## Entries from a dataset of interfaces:

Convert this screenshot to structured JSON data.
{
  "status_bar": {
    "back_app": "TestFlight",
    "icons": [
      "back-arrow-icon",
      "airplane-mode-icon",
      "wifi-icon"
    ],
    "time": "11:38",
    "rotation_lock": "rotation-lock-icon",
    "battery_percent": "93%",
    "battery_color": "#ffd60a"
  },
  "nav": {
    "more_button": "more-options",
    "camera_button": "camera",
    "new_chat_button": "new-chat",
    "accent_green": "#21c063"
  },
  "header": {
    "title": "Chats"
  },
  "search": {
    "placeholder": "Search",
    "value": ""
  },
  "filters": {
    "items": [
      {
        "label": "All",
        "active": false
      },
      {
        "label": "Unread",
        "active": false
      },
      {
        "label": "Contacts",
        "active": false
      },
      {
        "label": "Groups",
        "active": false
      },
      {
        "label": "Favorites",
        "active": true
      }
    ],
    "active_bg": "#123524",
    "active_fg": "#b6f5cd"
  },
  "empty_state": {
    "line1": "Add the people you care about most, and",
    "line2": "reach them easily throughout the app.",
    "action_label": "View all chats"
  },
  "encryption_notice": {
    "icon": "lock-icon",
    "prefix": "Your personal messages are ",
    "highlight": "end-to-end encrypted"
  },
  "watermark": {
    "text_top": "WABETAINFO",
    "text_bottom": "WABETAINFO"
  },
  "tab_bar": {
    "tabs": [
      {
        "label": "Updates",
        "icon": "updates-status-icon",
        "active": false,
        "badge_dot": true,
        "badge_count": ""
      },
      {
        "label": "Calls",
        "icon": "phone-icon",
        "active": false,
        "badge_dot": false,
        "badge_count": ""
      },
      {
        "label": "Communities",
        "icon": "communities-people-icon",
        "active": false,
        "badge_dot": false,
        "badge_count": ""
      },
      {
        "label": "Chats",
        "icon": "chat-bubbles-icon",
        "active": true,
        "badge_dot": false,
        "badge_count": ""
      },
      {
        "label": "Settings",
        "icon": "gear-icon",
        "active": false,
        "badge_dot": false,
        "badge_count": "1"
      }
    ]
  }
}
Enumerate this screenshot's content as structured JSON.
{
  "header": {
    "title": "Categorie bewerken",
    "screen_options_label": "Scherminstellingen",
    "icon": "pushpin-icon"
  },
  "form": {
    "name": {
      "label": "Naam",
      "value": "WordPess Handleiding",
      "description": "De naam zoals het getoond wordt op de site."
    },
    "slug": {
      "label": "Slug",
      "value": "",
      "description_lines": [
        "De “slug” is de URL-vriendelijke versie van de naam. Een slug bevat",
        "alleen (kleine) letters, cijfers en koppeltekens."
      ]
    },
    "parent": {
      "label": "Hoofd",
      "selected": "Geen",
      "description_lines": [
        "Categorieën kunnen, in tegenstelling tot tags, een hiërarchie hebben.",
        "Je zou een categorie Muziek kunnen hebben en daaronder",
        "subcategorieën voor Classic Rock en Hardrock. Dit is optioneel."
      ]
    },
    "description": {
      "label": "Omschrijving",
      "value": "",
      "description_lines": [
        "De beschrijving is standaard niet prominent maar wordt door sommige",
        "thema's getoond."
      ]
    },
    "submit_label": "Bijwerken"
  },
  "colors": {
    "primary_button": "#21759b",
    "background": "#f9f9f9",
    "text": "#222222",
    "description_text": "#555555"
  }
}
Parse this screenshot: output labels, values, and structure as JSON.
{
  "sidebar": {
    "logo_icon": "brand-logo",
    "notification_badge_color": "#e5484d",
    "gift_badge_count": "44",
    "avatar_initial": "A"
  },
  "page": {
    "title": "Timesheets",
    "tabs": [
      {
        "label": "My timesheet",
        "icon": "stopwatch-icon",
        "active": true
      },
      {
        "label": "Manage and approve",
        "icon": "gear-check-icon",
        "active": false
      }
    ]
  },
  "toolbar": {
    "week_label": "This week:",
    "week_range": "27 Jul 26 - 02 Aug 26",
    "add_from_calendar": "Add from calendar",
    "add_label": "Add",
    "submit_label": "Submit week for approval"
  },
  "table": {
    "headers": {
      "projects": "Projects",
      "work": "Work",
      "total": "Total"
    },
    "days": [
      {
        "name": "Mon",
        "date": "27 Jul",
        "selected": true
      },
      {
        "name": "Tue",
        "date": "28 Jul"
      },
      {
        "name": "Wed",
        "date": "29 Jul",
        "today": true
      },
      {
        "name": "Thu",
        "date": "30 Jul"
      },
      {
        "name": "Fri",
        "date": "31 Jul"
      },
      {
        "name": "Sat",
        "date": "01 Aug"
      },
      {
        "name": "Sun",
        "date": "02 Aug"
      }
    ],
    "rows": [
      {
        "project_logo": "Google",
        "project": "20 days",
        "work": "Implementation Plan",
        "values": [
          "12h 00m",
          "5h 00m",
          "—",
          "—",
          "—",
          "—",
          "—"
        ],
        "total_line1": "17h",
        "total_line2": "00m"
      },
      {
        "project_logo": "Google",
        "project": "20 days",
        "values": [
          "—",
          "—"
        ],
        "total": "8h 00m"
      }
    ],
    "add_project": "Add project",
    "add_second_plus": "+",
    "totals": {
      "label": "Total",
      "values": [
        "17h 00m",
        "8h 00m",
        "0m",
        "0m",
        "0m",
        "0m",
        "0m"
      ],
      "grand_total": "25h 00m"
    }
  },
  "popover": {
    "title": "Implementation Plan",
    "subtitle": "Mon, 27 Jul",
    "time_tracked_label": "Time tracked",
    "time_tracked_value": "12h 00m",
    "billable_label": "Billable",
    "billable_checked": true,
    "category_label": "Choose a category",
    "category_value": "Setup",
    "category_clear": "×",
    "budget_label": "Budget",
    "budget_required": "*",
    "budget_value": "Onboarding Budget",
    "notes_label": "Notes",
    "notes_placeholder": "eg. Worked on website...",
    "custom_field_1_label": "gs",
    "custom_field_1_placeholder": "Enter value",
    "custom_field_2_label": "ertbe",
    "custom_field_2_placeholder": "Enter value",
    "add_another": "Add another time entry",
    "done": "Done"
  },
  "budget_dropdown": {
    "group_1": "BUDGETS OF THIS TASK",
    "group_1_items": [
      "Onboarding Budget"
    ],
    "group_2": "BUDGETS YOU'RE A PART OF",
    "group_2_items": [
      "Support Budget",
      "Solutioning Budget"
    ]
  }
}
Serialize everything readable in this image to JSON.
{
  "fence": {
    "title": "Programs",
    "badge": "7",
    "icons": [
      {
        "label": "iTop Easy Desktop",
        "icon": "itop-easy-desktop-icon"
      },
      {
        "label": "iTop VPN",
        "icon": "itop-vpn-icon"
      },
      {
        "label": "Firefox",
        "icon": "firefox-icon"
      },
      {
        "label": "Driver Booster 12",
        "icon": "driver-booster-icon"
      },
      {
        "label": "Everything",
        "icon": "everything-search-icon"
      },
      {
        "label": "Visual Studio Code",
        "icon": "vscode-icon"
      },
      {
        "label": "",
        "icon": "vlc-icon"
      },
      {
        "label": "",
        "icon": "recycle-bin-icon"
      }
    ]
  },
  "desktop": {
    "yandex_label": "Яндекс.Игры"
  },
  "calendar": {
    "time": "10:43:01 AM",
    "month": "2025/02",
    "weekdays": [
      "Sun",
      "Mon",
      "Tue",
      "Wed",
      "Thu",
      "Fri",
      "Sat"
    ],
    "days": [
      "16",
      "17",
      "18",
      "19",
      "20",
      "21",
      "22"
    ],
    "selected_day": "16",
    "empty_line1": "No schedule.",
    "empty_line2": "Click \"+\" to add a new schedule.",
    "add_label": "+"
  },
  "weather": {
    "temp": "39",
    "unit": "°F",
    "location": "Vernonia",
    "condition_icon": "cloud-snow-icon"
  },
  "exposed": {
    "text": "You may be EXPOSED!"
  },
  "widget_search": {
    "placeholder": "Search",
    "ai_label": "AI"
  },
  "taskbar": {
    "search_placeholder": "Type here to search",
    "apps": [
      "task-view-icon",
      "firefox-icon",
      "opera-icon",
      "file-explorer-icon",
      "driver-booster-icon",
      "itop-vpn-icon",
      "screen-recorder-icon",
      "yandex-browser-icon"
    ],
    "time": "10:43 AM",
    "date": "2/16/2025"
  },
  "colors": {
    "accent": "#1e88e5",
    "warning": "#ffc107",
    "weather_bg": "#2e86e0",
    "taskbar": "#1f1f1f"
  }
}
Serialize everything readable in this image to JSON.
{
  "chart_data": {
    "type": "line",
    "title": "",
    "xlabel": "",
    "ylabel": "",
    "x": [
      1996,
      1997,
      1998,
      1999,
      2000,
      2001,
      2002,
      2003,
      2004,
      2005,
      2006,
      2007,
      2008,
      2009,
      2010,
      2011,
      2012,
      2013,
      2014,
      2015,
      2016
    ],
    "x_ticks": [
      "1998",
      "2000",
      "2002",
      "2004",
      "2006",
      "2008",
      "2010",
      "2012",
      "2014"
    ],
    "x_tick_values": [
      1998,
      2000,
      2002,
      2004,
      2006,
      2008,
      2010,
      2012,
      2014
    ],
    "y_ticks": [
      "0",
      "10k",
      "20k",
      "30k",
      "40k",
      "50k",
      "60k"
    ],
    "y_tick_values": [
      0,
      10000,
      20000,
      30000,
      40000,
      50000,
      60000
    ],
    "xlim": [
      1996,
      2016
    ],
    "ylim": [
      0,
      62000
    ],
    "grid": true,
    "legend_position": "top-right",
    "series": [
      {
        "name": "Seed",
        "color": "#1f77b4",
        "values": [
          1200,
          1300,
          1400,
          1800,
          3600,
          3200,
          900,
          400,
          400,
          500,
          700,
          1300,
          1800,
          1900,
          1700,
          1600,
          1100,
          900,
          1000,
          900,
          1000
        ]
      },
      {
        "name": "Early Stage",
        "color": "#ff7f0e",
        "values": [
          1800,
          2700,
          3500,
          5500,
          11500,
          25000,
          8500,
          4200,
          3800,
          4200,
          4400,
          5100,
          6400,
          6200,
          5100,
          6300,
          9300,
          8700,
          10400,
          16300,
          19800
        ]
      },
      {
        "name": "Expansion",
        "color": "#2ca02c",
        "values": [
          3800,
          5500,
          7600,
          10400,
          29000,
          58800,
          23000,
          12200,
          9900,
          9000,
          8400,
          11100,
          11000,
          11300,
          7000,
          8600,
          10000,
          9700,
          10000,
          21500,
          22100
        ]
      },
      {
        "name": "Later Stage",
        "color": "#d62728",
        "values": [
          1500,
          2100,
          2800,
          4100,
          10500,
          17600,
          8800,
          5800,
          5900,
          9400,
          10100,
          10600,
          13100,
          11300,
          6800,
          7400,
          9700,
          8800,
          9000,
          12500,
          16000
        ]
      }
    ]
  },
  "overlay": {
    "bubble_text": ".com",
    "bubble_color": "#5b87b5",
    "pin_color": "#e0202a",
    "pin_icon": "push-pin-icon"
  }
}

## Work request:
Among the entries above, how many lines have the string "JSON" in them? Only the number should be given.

## Task output:
5